**WORK REQUEST**
Go through the data below and return each line where the string "code" occurs.

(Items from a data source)
───

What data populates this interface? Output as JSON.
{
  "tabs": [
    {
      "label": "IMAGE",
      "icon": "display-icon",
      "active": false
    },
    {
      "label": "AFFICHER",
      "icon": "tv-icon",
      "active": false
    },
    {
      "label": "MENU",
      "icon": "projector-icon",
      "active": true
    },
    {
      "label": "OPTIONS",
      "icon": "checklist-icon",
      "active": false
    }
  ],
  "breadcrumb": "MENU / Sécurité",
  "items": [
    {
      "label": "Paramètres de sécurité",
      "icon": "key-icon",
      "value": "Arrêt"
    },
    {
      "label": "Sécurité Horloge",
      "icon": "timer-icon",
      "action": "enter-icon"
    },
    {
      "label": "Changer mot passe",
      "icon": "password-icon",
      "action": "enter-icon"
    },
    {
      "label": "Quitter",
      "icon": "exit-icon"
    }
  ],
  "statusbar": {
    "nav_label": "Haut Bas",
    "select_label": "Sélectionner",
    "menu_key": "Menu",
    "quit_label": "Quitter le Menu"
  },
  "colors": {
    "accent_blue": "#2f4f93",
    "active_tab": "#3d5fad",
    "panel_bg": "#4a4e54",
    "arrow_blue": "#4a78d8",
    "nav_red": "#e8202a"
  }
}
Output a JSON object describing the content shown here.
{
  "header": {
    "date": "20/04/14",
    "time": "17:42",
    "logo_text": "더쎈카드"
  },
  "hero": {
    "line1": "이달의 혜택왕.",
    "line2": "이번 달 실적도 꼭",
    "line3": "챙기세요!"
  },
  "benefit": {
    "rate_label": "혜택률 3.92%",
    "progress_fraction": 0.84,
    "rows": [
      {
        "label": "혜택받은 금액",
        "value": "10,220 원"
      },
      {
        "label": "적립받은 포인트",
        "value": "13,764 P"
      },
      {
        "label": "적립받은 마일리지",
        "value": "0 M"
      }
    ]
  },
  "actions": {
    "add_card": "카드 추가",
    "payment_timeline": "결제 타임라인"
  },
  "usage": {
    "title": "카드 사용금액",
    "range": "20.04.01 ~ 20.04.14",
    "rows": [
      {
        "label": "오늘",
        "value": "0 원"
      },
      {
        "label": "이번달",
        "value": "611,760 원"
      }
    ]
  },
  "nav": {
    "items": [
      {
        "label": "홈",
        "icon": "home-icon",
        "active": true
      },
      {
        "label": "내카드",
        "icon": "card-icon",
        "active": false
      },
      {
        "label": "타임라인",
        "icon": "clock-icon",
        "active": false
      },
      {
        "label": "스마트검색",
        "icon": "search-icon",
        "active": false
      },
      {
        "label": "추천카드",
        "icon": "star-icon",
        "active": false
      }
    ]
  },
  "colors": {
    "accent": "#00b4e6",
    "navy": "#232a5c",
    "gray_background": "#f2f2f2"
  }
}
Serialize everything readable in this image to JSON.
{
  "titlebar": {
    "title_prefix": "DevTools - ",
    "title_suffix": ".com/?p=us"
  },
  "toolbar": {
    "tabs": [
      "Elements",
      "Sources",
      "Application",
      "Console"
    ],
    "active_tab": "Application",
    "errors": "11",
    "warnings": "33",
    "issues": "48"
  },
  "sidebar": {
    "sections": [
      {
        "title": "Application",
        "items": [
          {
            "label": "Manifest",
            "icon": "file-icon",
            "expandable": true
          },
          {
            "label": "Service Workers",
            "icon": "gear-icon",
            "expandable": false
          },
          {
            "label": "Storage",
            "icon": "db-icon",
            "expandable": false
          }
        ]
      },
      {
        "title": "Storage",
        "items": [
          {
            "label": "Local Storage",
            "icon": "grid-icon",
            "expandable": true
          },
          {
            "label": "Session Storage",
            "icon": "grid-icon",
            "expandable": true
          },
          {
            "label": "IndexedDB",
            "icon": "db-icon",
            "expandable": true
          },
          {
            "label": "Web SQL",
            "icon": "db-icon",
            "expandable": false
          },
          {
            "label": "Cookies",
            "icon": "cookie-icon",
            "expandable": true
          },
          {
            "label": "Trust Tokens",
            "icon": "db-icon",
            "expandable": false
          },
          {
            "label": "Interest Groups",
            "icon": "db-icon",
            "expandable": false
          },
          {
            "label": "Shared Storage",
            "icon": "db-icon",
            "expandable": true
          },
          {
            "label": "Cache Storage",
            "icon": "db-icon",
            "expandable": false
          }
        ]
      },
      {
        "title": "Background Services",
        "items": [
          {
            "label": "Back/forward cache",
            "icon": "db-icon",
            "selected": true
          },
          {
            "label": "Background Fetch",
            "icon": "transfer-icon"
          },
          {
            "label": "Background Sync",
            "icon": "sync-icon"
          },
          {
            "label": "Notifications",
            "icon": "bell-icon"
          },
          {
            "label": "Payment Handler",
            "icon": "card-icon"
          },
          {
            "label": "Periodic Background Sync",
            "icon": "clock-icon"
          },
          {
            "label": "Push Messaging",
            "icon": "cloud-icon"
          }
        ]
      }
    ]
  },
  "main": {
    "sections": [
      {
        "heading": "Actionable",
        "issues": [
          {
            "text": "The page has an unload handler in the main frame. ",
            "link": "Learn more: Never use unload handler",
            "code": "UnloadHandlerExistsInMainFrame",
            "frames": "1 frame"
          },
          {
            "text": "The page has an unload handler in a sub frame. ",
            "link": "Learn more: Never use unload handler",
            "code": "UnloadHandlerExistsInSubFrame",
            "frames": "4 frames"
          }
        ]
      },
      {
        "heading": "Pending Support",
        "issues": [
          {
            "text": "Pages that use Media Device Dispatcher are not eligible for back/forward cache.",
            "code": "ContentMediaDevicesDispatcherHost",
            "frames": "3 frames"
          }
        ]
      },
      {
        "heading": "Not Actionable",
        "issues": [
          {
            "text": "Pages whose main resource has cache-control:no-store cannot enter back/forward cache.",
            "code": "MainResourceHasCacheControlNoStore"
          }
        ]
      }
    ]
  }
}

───

**SOLVED EXERCISE**
            "code": "UnloadHandlerExistsInMainFrame",
            "code": "UnloadHandlerExistsInSubFrame",
            "code": "ContentMediaDevicesDispatcherHost",
            "code": "MainResourceHasCacheControlNoStore"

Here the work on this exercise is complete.